The S&P analysts also predict moderate growth for McDonalds but are slightly more optimistic for 2013 and 2014. They estimate total revenues will increase 2. 4% in 2013 but 5. 1% in 2014. Similarly, they predict growth in the U. S. will be affected by rising employment payrolls. They felt stagnation would not be global but limited to China and other Asian markets. There was also concern for rising food costs and fluctuating international currency rates, which would negatively impact McDonald’s international sales. 16 Other analysts predict 2013 revenue increases of 3. 7%17 and 2. 8%18 and 2014 increases of 7% and 5.3%. Overall, the key strategic drivers are business line expansions and macroeconomic trends and the most important changing metric is future sales. The forecasts and “hold” stock recommendations suggest McDonalds should consider adjusting its’ business strategy. As a company that has the ability to expand/contract rapidly and as a company that invests heavily in real estate, one suggestion might be to focus on building in developing economies. These areas would have rapidly appreciating real estate, access to a relatively cheap workforce, and social environments that might be more amenable to fast food.

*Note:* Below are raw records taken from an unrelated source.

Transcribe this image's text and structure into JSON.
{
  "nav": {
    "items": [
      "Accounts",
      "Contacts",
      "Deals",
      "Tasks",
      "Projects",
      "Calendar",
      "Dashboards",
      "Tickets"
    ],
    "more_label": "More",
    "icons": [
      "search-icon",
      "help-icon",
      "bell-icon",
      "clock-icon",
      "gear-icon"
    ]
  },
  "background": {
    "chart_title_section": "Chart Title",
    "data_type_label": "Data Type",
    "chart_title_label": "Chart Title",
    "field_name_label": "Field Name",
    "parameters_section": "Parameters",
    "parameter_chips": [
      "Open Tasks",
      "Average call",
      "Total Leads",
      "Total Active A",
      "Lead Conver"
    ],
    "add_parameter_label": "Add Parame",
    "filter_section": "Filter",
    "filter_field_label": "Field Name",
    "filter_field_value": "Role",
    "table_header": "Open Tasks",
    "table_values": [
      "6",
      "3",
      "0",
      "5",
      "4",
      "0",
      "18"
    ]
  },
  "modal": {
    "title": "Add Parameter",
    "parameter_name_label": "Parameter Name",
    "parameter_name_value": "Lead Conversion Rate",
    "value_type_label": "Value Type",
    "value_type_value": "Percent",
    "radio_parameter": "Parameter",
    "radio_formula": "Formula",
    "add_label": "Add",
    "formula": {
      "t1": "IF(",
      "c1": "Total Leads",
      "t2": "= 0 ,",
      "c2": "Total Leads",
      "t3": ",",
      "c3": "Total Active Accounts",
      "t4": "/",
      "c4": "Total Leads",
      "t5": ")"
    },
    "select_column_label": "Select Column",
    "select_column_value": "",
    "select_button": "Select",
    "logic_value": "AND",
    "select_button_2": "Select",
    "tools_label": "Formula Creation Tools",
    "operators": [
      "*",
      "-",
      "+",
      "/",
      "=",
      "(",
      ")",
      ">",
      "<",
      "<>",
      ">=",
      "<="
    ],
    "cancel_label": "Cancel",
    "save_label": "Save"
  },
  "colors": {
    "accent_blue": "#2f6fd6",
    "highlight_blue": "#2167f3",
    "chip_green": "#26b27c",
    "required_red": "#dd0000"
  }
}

In countries, which have embraced health food trends, McDonalds could look at partnering with local farms and use its large economies of scale to offer cheaper local, healthy product options. Valuation: Based on the opinion of S&P, the fair value of McDonald’s is $88. 40. In that way, McDonald’s is slightly overvalued by $8. 97 or 9. 2%. In order to better evaluate the McDonald’s, we use two different valuation models to come up with the value: Discounted Cash Flow and Residual Income Valuation Model. Discounted Cash Flow: The discounted free cash flows model uses WACC to figure out the value. Our WACC for McDonald’s is 0. 07.

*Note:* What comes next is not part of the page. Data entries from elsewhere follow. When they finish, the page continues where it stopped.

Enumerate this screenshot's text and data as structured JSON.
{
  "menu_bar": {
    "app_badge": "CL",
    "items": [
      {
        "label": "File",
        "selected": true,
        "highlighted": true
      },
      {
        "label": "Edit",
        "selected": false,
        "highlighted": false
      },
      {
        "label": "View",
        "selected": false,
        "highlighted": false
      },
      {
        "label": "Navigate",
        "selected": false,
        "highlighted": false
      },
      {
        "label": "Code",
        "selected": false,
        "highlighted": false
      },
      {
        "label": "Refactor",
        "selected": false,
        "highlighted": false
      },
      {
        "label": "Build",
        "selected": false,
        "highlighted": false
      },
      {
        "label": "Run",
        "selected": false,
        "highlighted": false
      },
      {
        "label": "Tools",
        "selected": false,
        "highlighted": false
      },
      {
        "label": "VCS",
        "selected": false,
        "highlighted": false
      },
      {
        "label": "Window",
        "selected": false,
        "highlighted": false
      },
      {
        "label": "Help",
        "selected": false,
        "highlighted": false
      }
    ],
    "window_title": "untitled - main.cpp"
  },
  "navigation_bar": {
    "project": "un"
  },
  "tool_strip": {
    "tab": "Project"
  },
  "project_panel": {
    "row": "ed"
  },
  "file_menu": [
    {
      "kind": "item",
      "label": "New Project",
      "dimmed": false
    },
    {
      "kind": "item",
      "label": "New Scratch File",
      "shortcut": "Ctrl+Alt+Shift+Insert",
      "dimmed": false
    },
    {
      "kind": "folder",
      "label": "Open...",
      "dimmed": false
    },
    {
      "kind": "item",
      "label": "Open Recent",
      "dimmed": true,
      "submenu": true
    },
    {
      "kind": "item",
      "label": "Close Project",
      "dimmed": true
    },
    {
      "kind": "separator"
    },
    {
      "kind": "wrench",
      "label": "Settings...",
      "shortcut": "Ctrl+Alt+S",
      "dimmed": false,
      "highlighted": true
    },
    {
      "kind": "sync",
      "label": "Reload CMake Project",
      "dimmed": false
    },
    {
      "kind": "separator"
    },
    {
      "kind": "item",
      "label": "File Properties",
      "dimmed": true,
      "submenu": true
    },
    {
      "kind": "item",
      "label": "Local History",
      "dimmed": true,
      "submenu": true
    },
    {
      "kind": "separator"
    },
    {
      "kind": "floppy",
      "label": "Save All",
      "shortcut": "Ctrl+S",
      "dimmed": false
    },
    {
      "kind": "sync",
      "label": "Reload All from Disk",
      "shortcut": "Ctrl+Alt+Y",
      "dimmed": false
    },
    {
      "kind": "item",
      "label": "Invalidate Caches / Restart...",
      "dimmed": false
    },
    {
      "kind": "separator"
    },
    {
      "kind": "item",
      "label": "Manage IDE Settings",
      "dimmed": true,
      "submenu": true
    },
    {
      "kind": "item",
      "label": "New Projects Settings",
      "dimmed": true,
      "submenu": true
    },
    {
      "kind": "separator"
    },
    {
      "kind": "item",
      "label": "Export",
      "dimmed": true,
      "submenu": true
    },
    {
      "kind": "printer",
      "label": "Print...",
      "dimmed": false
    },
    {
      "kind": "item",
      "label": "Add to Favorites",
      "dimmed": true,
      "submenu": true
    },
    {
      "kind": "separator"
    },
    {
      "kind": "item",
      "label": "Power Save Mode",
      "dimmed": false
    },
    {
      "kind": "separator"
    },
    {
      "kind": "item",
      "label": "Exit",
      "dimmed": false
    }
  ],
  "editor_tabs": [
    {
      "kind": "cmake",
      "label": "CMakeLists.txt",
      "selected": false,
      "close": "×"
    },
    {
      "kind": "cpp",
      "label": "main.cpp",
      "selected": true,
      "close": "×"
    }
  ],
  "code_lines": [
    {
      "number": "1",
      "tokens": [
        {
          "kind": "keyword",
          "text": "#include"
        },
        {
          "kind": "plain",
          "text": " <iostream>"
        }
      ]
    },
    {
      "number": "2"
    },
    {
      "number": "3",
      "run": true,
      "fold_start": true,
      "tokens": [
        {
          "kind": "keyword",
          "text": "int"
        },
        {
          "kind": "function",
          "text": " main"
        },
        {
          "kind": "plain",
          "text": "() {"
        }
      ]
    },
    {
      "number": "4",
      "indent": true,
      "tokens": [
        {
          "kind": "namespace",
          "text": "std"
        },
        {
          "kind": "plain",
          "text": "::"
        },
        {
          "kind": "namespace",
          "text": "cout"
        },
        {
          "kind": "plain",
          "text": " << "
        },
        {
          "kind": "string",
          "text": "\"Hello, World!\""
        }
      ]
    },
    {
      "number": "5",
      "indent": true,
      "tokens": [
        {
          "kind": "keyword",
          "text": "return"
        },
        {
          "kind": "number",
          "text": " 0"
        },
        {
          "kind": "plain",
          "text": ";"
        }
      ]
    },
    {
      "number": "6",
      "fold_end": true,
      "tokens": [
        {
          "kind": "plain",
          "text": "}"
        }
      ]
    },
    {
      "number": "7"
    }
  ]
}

The sensitivity analysis indicates that if the growth rate of WACC is changed, the estimate of the price will also change substantially. Under the DCF model, McDonald’s is valued at $69. 2, which indicates that the company is overvalued. Residual Income Valuation Model: The residual income value model sums up the current book value, forecasted residual income for the next 10 years, and the present value of residual income for next 10 years. The present value of the firm was calculated by using our forecasted earnings and dividends. According to the residual income model, McDonald’s is valued at $66. 11 so it is overvalued.